■ Assigned task ■
Copy every line below precisely as it appears.

━━━━━━

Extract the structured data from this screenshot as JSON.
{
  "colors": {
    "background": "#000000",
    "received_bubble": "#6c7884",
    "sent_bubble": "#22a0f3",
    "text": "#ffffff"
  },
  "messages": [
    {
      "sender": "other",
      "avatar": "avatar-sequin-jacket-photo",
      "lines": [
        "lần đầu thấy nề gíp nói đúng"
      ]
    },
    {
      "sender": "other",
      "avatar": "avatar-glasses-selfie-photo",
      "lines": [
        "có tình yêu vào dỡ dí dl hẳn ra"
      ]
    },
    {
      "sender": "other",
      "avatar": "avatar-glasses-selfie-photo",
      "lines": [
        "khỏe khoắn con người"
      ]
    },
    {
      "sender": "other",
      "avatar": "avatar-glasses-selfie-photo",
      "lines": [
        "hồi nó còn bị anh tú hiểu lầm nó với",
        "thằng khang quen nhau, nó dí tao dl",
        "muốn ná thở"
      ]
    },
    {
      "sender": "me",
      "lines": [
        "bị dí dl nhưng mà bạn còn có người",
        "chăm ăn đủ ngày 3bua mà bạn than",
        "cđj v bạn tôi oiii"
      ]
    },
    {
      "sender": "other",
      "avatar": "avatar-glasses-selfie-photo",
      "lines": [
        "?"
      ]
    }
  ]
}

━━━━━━

■ Written answer ■
Extract the structured data from this screenshot as JSON.
{
  "colors": {
    "background": "#000000",
    "received_bubble": "#6c7884",
    "sent_bubble": "#22a0f3",
    "text": "#ffffff"
  },
  "messages": [
    {
      "sender": "other",
      "avatar": "avatar-sequin-jacket-photo",
      "lines": [
        "lần đầu thấy nề gíp nói đúng"
      ]
    },
    {
      "sender": "other",
      "avatar": "avatar-glasses-selfie-photo",
      "lines": [
        "có tình yêu vào dỡ dí dl hẳn ra"
      ]
    },
    {
      "sender": "other",
      "avatar": "avatar-glasses-selfie-photo",
      "lines": [
        "khỏe khoắn con người"
      ]
    },
    {
      "sender": "other",
      "avatar": "avatar-glasses-selfie-photo",
      "lines": [
        "hồi nó còn bị anh tú hiểu lầm nó với",
        "thằng khang quen nhau, nó dí tao dl",
        "muốn ná thở"
      ]
    },
    {
      "sender": "me",
      "lines": [
        "bị dí dl nhưng mà bạn còn có người",
        "chăm ăn đủ ngày 3bua mà bạn than",
        "cđj v bạn tôi oiii"
      ]
    },
    {
      "sender": "other",
      "avatar": "avatar-glasses-selfie-photo",
      "lines": [
        "?"
      ]
    }
  ]
}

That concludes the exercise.